) (1957) (holding that "[i]f there is any evidence tending to establish the agency, the questions should be submitted to a jury").
In responding to appellee's assertions that Harris was not an agent of the Department, appellant has pointed to evidence that appellant would have been disciplined, presumably by the Department, for refusing to act on Harris' orders; such discipline might have included being placed in solitary confinement or losing privileges. This is affirmative evidence sufficient to create a jury issue as to
App. 571) JANUARY TERM, 1997. 577
whether Harris was, in fact, an agent of the Department.
However, in granting the summary judgment for the Department, the trial court mistakenly relied on this Court's holding in Shivers v. Barton & Ludwig, Inc., 164 Ga. App. 490
, 491 (296 SE2d 749
) (1982), which states that "where the only evidence that a person is an agent of another party is the mere assumption that such agency existed, or an inference drawn from the actions of that person that he was an agent of another party, such evidence has no probative value and is insufficient to authorize a finding that such an agency exists. [Cits.]" Shivers, supra, involved a transaction where the injured third parties were voluntary actors entering into a transaction with the apparent agent of a specific, intended party. Further, at issue in Shivers, supra, was whether the purported agent's statements or actions, without additional evidence, are sufficient to create an agency.
The case sub judice, in contrast, involves an appellant who was an unwilling actor, a prisoner that was subject to discipline if he did not follow the directions of his guard, Harris. Further, it was the Department, not Harris, that created the perception that Harris was, indeed, a guard working on behalf of the state by assigning appellant to the Athens-Clarke County facility and allowing appellant, while in custody, to be subjected to work on a road maintenance crew.

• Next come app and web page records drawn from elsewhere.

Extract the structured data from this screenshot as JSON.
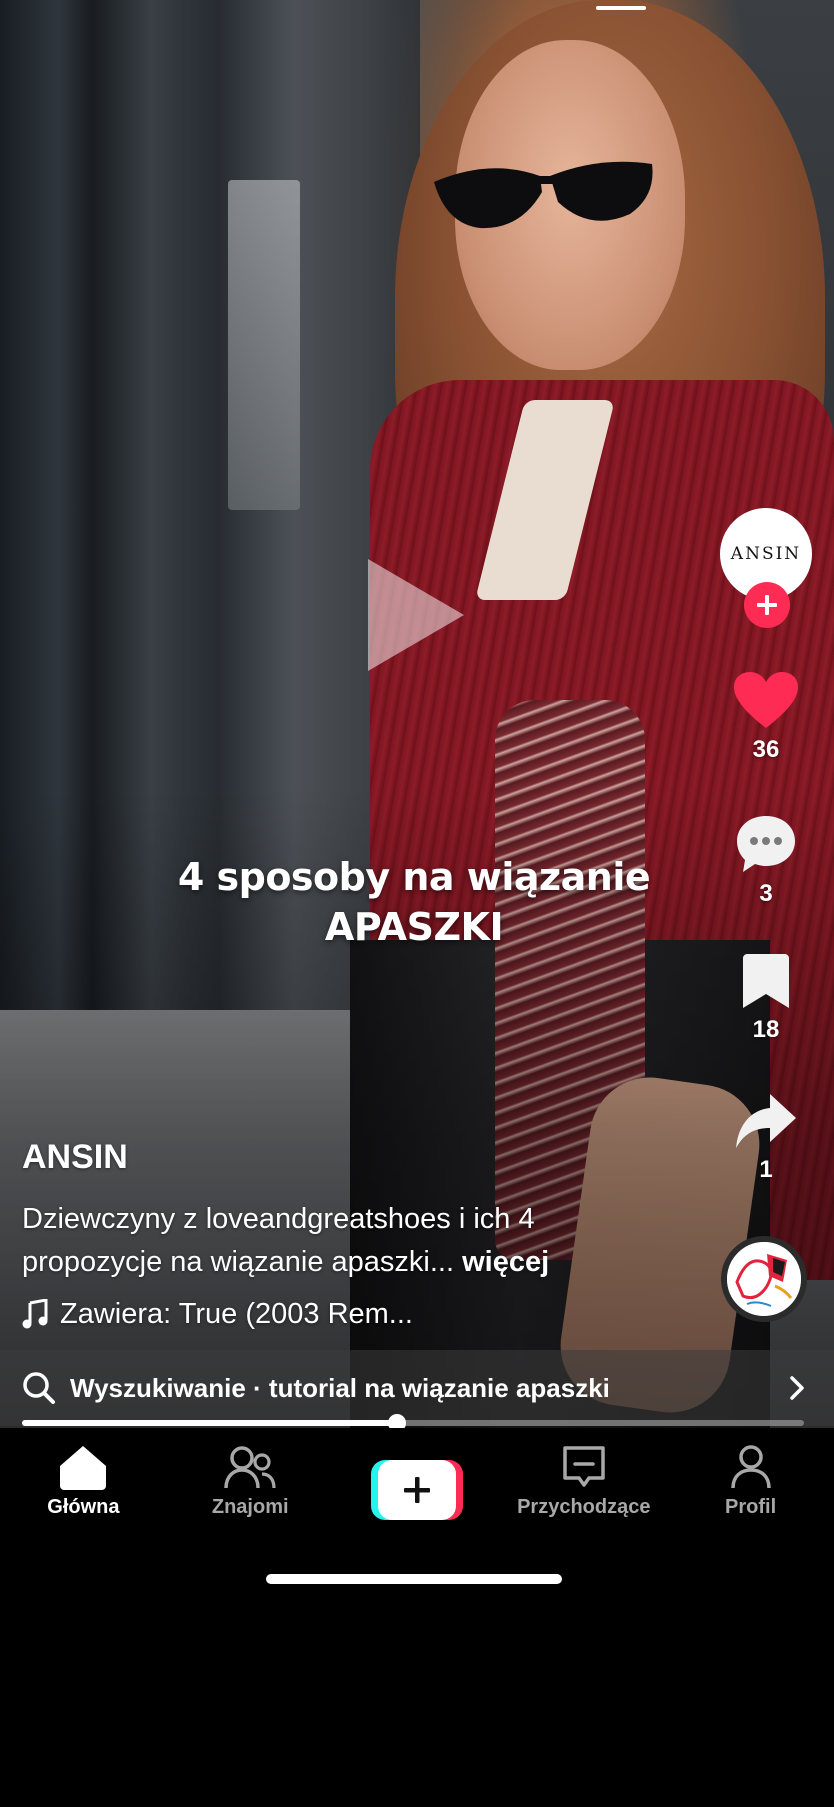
{
  "video": {
    "overlay_line1": "4 sposoby na wiązanie",
    "overlay_line2": "APASZKI",
    "progress_fraction": 0.48
  },
  "creator": {
    "avatar_text": "ANSIN",
    "username": "ANSIN"
  },
  "actions": {
    "likes": "36",
    "comments": "3",
    "saves": "18",
    "shares": "1"
  },
  "caption": {
    "text": "Dziewczyny z loveandgreatshoes i ich 4 propozycje na wiązanie apaszki...",
    "more_label": "więcej"
  },
  "music": {
    "label": "Zawiera: True (2003 Rem..."
  },
  "search_bar": {
    "label": "Wyszukiwanie · tutorial na wiązanie apaszki"
  },
  "bottom_nav": {
    "items": [
      {
        "label": "Główna",
        "icon": "home-icon",
        "active": true
      },
      {
        "label": "Znajomi",
        "icon": "friends-icon"
      },
      {
        "label": "",
        "icon": "create-plus-icon"
      },
      {
        "label": "Przychodzące",
        "icon": "inbox-icon"
      },
      {
        "label": "Profil",
        "icon": "profile-icon"
      }
    ]
  },
  "colors": {
    "accent": "#fe2c55",
    "cyan": "#25f4ee",
    "heart": "#fe2c55"
  }
}
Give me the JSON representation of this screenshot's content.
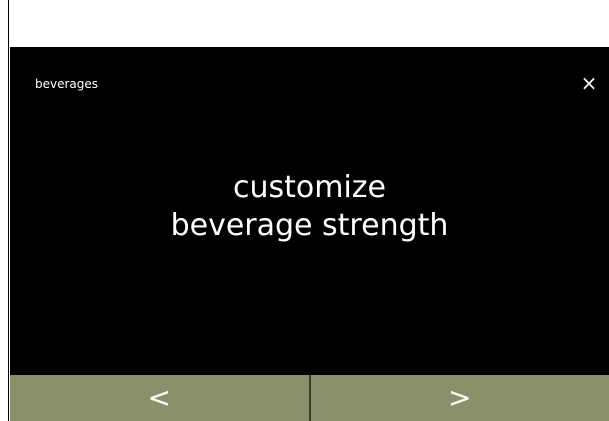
{
  "header": {
    "title": "beverages",
    "close_icon": "close-icon",
    "close_glyph": "×"
  },
  "main": {
    "line1": "customize",
    "line2": "beverage strength"
  },
  "navigation": {
    "previous_icon": "chevron-left-icon",
    "previous_glyph": "<",
    "next_icon": "chevron-right-icon",
    "next_glyph": ">"
  },
  "colors": {
    "screen_background": "#000000",
    "navigation_background": "#8b906b",
    "text": "#ffffff"
  }
}
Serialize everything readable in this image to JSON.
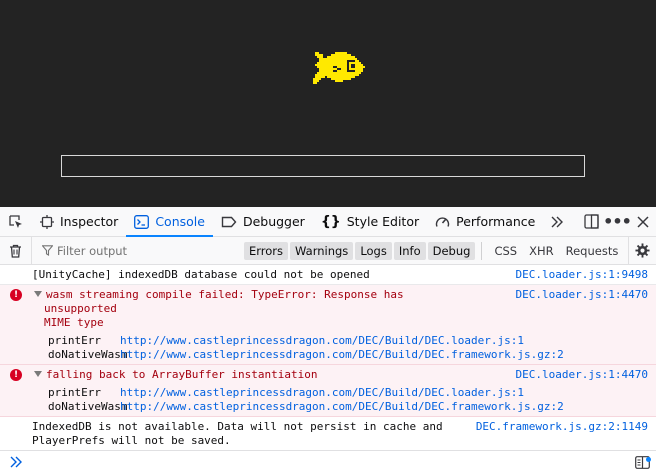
{
  "toolbar": {
    "tabs": [
      {
        "label": "Inspector",
        "icon": "inspector-icon"
      },
      {
        "label": "Console",
        "icon": "console-icon",
        "selected": true
      },
      {
        "label": "Debugger",
        "icon": "debugger-icon"
      },
      {
        "label": "Style Editor",
        "icon": "braces-icon"
      },
      {
        "label": "Performance",
        "icon": "gauge-icon"
      }
    ]
  },
  "filterbar": {
    "placeholder": "Filter output",
    "levels": [
      "Errors",
      "Warnings",
      "Logs",
      "Info",
      "Debug"
    ],
    "requests": [
      "CSS",
      "XHR",
      "Requests"
    ]
  },
  "messages": [
    {
      "type": "log",
      "text": "[UnityCache] indexedDB database could not be opened",
      "location": "DEC.loader.js:1:9498"
    },
    {
      "type": "error",
      "text": "wasm streaming compile failed: TypeError: Response has unsupported\nMIME type",
      "location": "DEC.loader.js:1:4470",
      "frames": [
        {
          "fn": "printErr",
          "url": "http://www.castleprincessdragon.com/DEC/Build/DEC.loader.js:1"
        },
        {
          "fn": "doNativeWasm",
          "url": "http://www.castleprincessdragon.com/DEC/Build/DEC.framework.js.gz:2"
        }
      ]
    },
    {
      "type": "error",
      "text": "falling back to ArrayBuffer instantiation",
      "location": "DEC.loader.js:1:4470",
      "frames": [
        {
          "fn": "printErr",
          "url": "http://www.castleprincessdragon.com/DEC/Build/DEC.loader.js:1"
        },
        {
          "fn": "doNativeWasm",
          "url": "http://www.castleprincessdragon.com/DEC/Build/DEC.framework.js.gz:2"
        }
      ]
    },
    {
      "type": "log",
      "text": "IndexedDB is not available. Data will not persist in cache and\nPlayerPrefs will not be saved.",
      "location": "DEC.framework.js.gz:2:1149"
    }
  ],
  "colors": {
    "game_bg": "#232323",
    "fish": "#ffe900",
    "accent": "#0a84ff",
    "error_text": "#a4000f",
    "error_bg": "#fdf2f5",
    "link": "#0060df"
  }
}
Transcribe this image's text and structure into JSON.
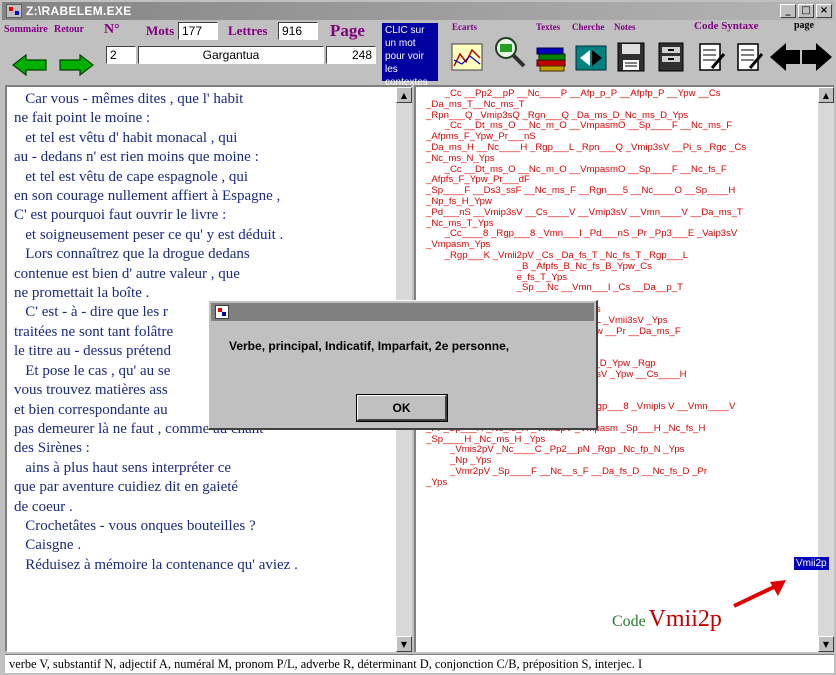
{
  "window": {
    "title": "Z:\\RABELEM.EXE",
    "controls": [
      "_",
      "□",
      "×"
    ]
  },
  "toolbar": {
    "sommaire_label": "Sommaire",
    "retour_label": "Retour",
    "numero_label": "N°",
    "mots_label": "Mots",
    "mots_value": "177",
    "lettres_label": "Lettres",
    "lettres_value": "916",
    "page_label": "Page",
    "numero_value": "2",
    "book_value": "Gargantua",
    "page_value": "248",
    "clic_text": "CLIC sur un mot pour voir les contextes",
    "ecarts_label": "Ecarts",
    "textes_label": "Textes",
    "cherche_label": "Cherche",
    "notes_label": "Notes",
    "code_syntaxe_label": "Code Syntaxe",
    "page_small_label": "page"
  },
  "left_text": {
    "lines": [
      "   Car vous - mêmes dites , que l' habit",
      "ne fait point le moine :",
      "   et tel est vêtu d' habit monacal , qui",
      "au - dedans n' est rien moins que moine :",
      "   et tel est vêtu de cape espagnole , qui",
      "en son courage nullement affiert à Espagne ,",
      "C' est pourquoi faut ouvrir le livre :",
      "   et soigneusement peser ce qu' y est déduit .",
      "   Lors connaîtrez que la drogue dedans",
      "contenue est bien d' autre valeur , que",
      "ne promettait la boîte .",
      "   C' est - à - dire que les r",
      "traitées ne sont tant folâtre",
      "le titre au - dessus prétend",
      "   Et pose le cas , qu' au se",
      "vous trouvez matières ass",
      "et bien correspondante au",
      "pas demeurer là ne faut , comme au chant",
      "des Sirènes :",
      "   ains à plus haut sens interpréter ce",
      "que par aventure cuidiez dit en gaieté",
      "de coeur .",
      "   Crochetâtes - vous onques bouteilles ?",
      "   Caisgne .",
      "   Réduisez à mémoire la contenance qu' aviez ."
    ]
  },
  "code_text": {
    "lines": [
      "       _Cc __Pp2__pP __Nc____P __Afp_p_P __Afpfp_P __Ypw __Cs",
      "_Da_ms_T__Nc_ms_T",
      "_Rpn___Q _Vmip3sQ _Rgn___Q _Da_ms_D_Nc_ms_D_Yps",
      "       _Cc __Dt_ms_O __Nc_m_O __VmpasmO __Sp____F __Nc_ms_F",
      "_Afpms_F_Ypw_Pr___nS",
      "_Da_ms_H __Nc____H _Rgp___L _Rpn___Q _Vmip3sV __Pi_s _Rgc _Cs",
      "_Nc_ms_N_Yps",
      "       _Cc __Dt_ms_O __Nc_m_O __VmpasmO __Sp____F __Nc_fs_F",
      "_Afpfs_F_Ypw_Pr___dF",
      "_Sp____F __Ds3_ssF __Nc_ms_F __Rgn___5 __Nc____O __Sp____H",
      "_Np_fs_H_Ypw",
      "_Pd___nS __Vmip3sV __Cs____V __Vmip3sV __Vmn____V __Da_ms_T",
      "_Nc_ms_T_Yps",
      "       _Cc____8 _Rgp___8 _Vmn___I _Pd___nS _Pr _Pp3___E _Vaip3sV",
      "_Vmpasm_Yps",
      "       _Rgp___K _Vmii2pV _Cs _Da_fs_T _Nc_fs_T _Rgp___L",
      "                                  _B _Afpfs_B_Nc_fs_B_Ypw_Cs",
      "                                  e_fs_T_Yps",
      "                                  _Sp __Nc __Vmn___I _Cs __Da__p_T",
      "",
      "                                  gp _Afp_p_Ypw_Cs",
      "                                  Nc____H_Rgp___L _Vmii3sV _Yps",
      "                                  T __Nc_m_T __Ypw __Pr __Da_ms_F",
      "",
      "                                  gp____D _Afpfp_D",
      "                                  Da_ms_D_Nc_ms_D_Ypw _Rgp",
      "                                  _Rpn___8 _Vmip3sV _Ypw __Cs____H",
      "_Da_ms_H_Nc_ms_H",
      "_Da__p_H_Np_fp_H_Yps",
      "       _Cc____8 _Sp____8 _Rgn___8 _Rgp___8 _Vmipls V __Vmn____V",
      "_Pd___nT",
      "_Pr _Sp___H _Nc_fs_H _Vmii2pV _Vmpasm _Sp___H _Nc_fs_H",
      "_Sp____H _Nc_ms_H _Yps",
      "         _Vmis2pV _Nc____C _Pp2__pN _Rgp _Nc_fp_N _Yps",
      "         _Np _Yps",
      "         _Vmr2pV _Sp____F __Nc__s_F __Da_fs_D __Nc_fs_D _Pr",
      "_Yps"
    ],
    "highlight": "Vmii2p"
  },
  "annotation": {
    "prefix": "Code",
    "code": "Vmii2p"
  },
  "dialog": {
    "message": "Verbe, principal, Indicatif, Imparfait, 2e personne,",
    "ok_label": "OK"
  },
  "status": {
    "text": "verbe V, substantif N, adjectif A, numéral M, pronom P/L, adverbe R, déterminant D, conjonction C/B, préposition S, interjec. I"
  },
  "colors": {
    "accent_purple": "#800080",
    "code_red": "#e00000",
    "text_blue": "#1a2a80",
    "highlight_blue": "#0000c0"
  }
}
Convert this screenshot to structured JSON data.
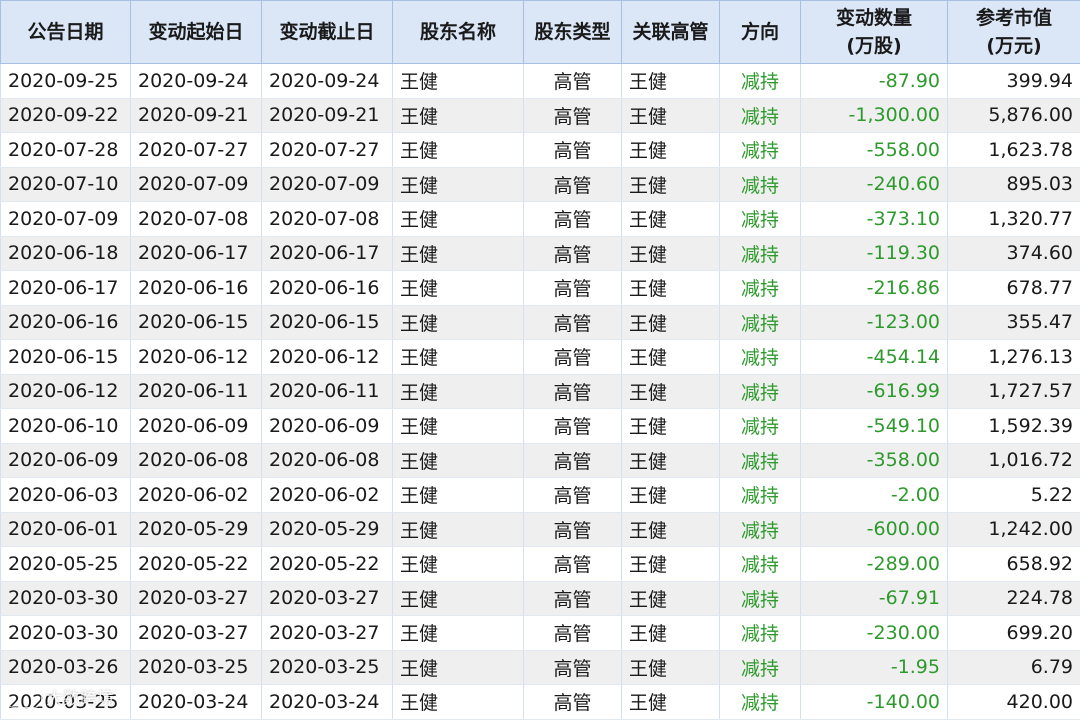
{
  "columns": [
    "公告日期",
    "变动起始日",
    "变动截止日",
    "股东名称",
    "股东类型",
    "关联高管",
    "方向",
    "变动数量\n(万股)",
    "参考市值\n(万元)"
  ],
  "rows": [
    [
      "2020-09-25",
      "2020-09-24",
      "2020-09-24",
      "王健",
      "高管",
      "王健",
      "减持",
      "-87.90",
      "399.94"
    ],
    [
      "2020-09-22",
      "2020-09-21",
      "2020-09-21",
      "王健",
      "高管",
      "王健",
      "减持",
      "-1,300.00",
      "5,876.00"
    ],
    [
      "2020-07-28",
      "2020-07-27",
      "2020-07-27",
      "王健",
      "高管",
      "王健",
      "减持",
      "-558.00",
      "1,623.78"
    ],
    [
      "2020-07-10",
      "2020-07-09",
      "2020-07-09",
      "王健",
      "高管",
      "王健",
      "减持",
      "-240.60",
      "895.03"
    ],
    [
      "2020-07-09",
      "2020-07-08",
      "2020-07-08",
      "王健",
      "高管",
      "王健",
      "减持",
      "-373.10",
      "1,320.77"
    ],
    [
      "2020-06-18",
      "2020-06-17",
      "2020-06-17",
      "王健",
      "高管",
      "王健",
      "减持",
      "-119.30",
      "374.60"
    ],
    [
      "2020-06-17",
      "2020-06-16",
      "2020-06-16",
      "王健",
      "高管",
      "王健",
      "减持",
      "-216.86",
      "678.77"
    ],
    [
      "2020-06-16",
      "2020-06-15",
      "2020-06-15",
      "王健",
      "高管",
      "王健",
      "减持",
      "-123.00",
      "355.47"
    ],
    [
      "2020-06-15",
      "2020-06-12",
      "2020-06-12",
      "王健",
      "高管",
      "王健",
      "减持",
      "-454.14",
      "1,276.13"
    ],
    [
      "2020-06-12",
      "2020-06-11",
      "2020-06-11",
      "王健",
      "高管",
      "王健",
      "减持",
      "-616.99",
      "1,727.57"
    ],
    [
      "2020-06-10",
      "2020-06-09",
      "2020-06-09",
      "王健",
      "高管",
      "王健",
      "减持",
      "-549.10",
      "1,592.39"
    ],
    [
      "2020-06-09",
      "2020-06-08",
      "2020-06-08",
      "王健",
      "高管",
      "王健",
      "减持",
      "-358.00",
      "1,016.72"
    ],
    [
      "2020-06-03",
      "2020-06-02",
      "2020-06-02",
      "王健",
      "高管",
      "王健",
      "减持",
      "-2.00",
      "5.22"
    ],
    [
      "2020-06-01",
      "2020-05-29",
      "2020-05-29",
      "王健",
      "高管",
      "王健",
      "减持",
      "-600.00",
      "1,242.00"
    ],
    [
      "2020-05-25",
      "2020-05-22",
      "2020-05-22",
      "王健",
      "高管",
      "王健",
      "减持",
      "-289.00",
      "658.92"
    ],
    [
      "2020-03-30",
      "2020-03-27",
      "2020-03-27",
      "王健",
      "高管",
      "王健",
      "减持",
      "-67.91",
      "224.78"
    ],
    [
      "2020-03-30",
      "2020-03-27",
      "2020-03-27",
      "王健",
      "高管",
      "王健",
      "减持",
      "-230.00",
      "699.20"
    ],
    [
      "2020-03-26",
      "2020-03-25",
      "2020-03-25",
      "王健",
      "高管",
      "王健",
      "减持",
      "-1.95",
      "6.79"
    ],
    [
      "2020-03-25",
      "2020-03-24",
      "2020-03-24",
      "王健",
      "高管",
      "王健",
      "减持",
      "-140.00",
      "420.00"
    ]
  ],
  "colors": {
    "header_bg": "#dbe6f7",
    "direction_green": "#2e9a2e",
    "alt_row_bg": "#efefef"
  },
  "watermark": {
    "icon": "logo-icon",
    "text": "大数跨境"
  }
}
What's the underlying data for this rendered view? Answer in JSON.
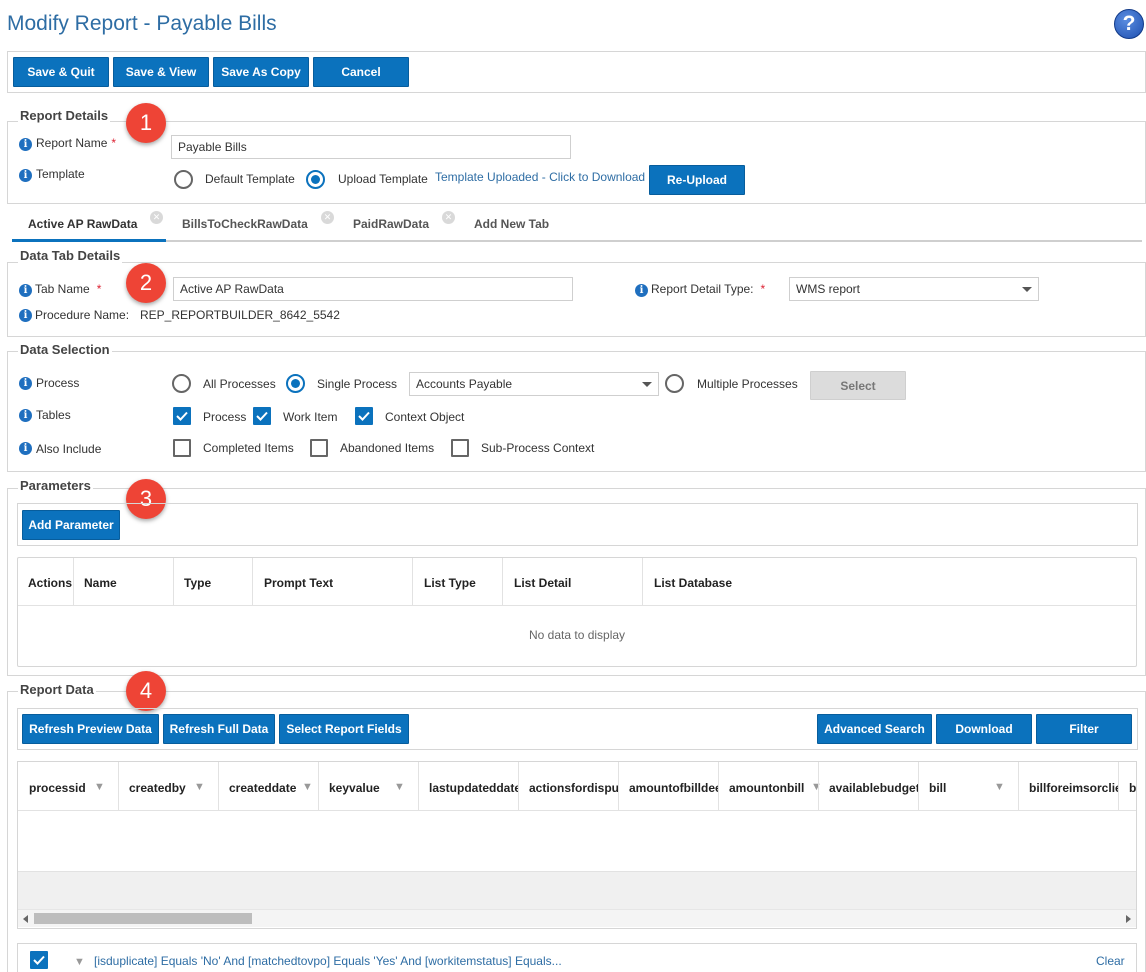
{
  "page": {
    "title": "Modify Report - Payable Bills",
    "help_icon": "question-icon"
  },
  "toolbar": {
    "save_quit": "Save & Quit",
    "save_view": "Save & View",
    "save_copy": "Save As Copy",
    "cancel": "Cancel"
  },
  "report_details": {
    "legend": "Report Details",
    "badge": "1",
    "name_label": "Report Name",
    "name_value": "Payable Bills",
    "template_label": "Template",
    "default_template": "Default Template",
    "upload_template": "Upload Template",
    "selected": "upload",
    "uploaded_link": "Template Uploaded - Click to Download",
    "reupload": "Re-Upload"
  },
  "tabs": [
    {
      "label": "Active AP RawData",
      "active": true
    },
    {
      "label": "BillsToCheckRawData",
      "active": false
    },
    {
      "label": "PaidRawData",
      "active": false
    },
    {
      "label": "Add New Tab",
      "active": false
    }
  ],
  "data_tab": {
    "legend": "Data Tab Details",
    "badge": "2",
    "tab_name_label": "Tab Name",
    "tab_name_value": "Active AP RawData",
    "procedure_label": "Procedure Name:",
    "procedure_value": "REP_REPORTBUILDER_8642_5542",
    "detail_type_label": "Report Detail Type:",
    "detail_type_value": "WMS report"
  },
  "data_selection": {
    "legend": "Data Selection",
    "process_label": "Process",
    "all_processes": "All Processes",
    "single_process": "Single Process",
    "process_value": "Accounts Payable",
    "multiple_processes": "Multiple Processes",
    "select_btn": "Select",
    "tables_label": "Tables",
    "tables": [
      "Process",
      "Work Item",
      "Context Object"
    ],
    "also_label": "Also Include",
    "also": [
      "Completed Items",
      "Abandoned Items",
      "Sub-Process Context"
    ]
  },
  "parameters": {
    "legend": "Parameters",
    "badge": "3",
    "add_btn": "Add Parameter",
    "columns": [
      "Actions",
      "Name",
      "Type",
      "Prompt Text",
      "List Type",
      "List Detail",
      "List Database"
    ],
    "empty": "No data to display"
  },
  "report_data": {
    "legend": "Report Data",
    "badge": "4",
    "refresh_preview": "Refresh Preview Data",
    "refresh_full": "Refresh Full Data",
    "select_fields": "Select Report Fields",
    "advanced_search": "Advanced Search",
    "download": "Download",
    "filter": "Filter",
    "columns": [
      "processid",
      "createdby",
      "createddate",
      "keyvalue",
      "lastupdateddate",
      "actionsfordispu",
      "amountofbilldee",
      "amountonbill",
      "availablebudget",
      "bill",
      "billforeimsorclie",
      "b"
    ],
    "filter_text": "[isduplicate] Equals 'No' And [matchedtovpo] Equals 'Yes' And [workitemstatus] Equals...",
    "clear": "Clear"
  },
  "colors": {
    "accent": "#0b72bd",
    "title": "#2e6da4",
    "badge": "#ee4436"
  }
}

Notably, it is clearly in the state's best interest for inmates to perceive road crew supervisors as guards; without such perceptions, inmates might mistakenly believe that they are free to leave the work site at will or otherwise disregard direct orders from the supervisors. By encouraging such perceptions to develop, the Department has ratified the actions of the county and, at least for summary judgment purposes, should be estopped from denying that Harris was an agent of the state when he was supervising a road crew of state prisoners.
Because appellant has presented some evidence which supports the inference that Harris was acting as an agent on behalf of the Department in his capacity as guard over the road crew, this Court holds that the issue of whether Harris was an agent or independent contractor of the Department, or both, should have been submitted to a jury.